- [What you should do] Output must match the records, character for character.

(Website and app data records)

======

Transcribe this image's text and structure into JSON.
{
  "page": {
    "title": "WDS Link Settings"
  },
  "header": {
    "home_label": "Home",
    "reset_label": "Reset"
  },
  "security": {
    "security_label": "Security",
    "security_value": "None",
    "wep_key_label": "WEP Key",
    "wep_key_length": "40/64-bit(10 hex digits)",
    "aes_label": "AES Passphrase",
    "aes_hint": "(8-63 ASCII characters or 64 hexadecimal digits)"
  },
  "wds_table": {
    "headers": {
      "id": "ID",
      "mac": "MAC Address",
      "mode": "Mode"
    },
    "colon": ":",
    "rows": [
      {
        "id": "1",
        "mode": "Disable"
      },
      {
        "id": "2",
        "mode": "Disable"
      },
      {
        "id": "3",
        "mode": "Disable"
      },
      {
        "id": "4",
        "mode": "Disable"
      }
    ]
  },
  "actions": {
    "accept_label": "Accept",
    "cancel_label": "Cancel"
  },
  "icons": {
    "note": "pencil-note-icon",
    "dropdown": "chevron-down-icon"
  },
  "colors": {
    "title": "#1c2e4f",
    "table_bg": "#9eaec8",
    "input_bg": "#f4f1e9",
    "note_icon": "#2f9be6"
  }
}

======

- [Solution for this task]
Transcribe this image's text and structure into JSON.
{
  "page": {
    "title": "WDS Link Settings"
  },
  "header": {
    "home_label": "Home",
    "reset_label": "Reset"
  },
  "security": {
    "security_label": "Security",
    "security_value": "None",
    "wep_key_label": "WEP Key",
    "wep_key_length": "40/64-bit(10 hex digits)",
    "aes_label": "AES Passphrase",
    "aes_hint": "(8-63 ASCII characters or 64 hexadecimal digits)"
  },
  "wds_table": {
    "headers": {
      "id": "ID",
      "mac": "MAC Address",
      "mode": "Mode"
    },
    "colon": ":",
    "rows": [
      {
        "id": "1",
        "mode": "Disable"
      },
      {
        "id": "2",
        "mode": "Disable"
      },
      {
        "id": "3",
        "mode": "Disable"
      },
      {
        "id": "4",
        "mode": "Disable"
      }
    ]
  },
  "actions": {
    "accept_label": "Accept",
    "cancel_label": "Cancel"
  },
  "icons": {
    "note": "pencil-note-icon",
    "dropdown": "chevron-down-icon"
  },
  "colors": {
    "title": "#1c2e4f",
    "table_bg": "#9eaec8",
    "input_bg": "#f4f1e9",
    "note_icon": "#2f9be6"
  }
}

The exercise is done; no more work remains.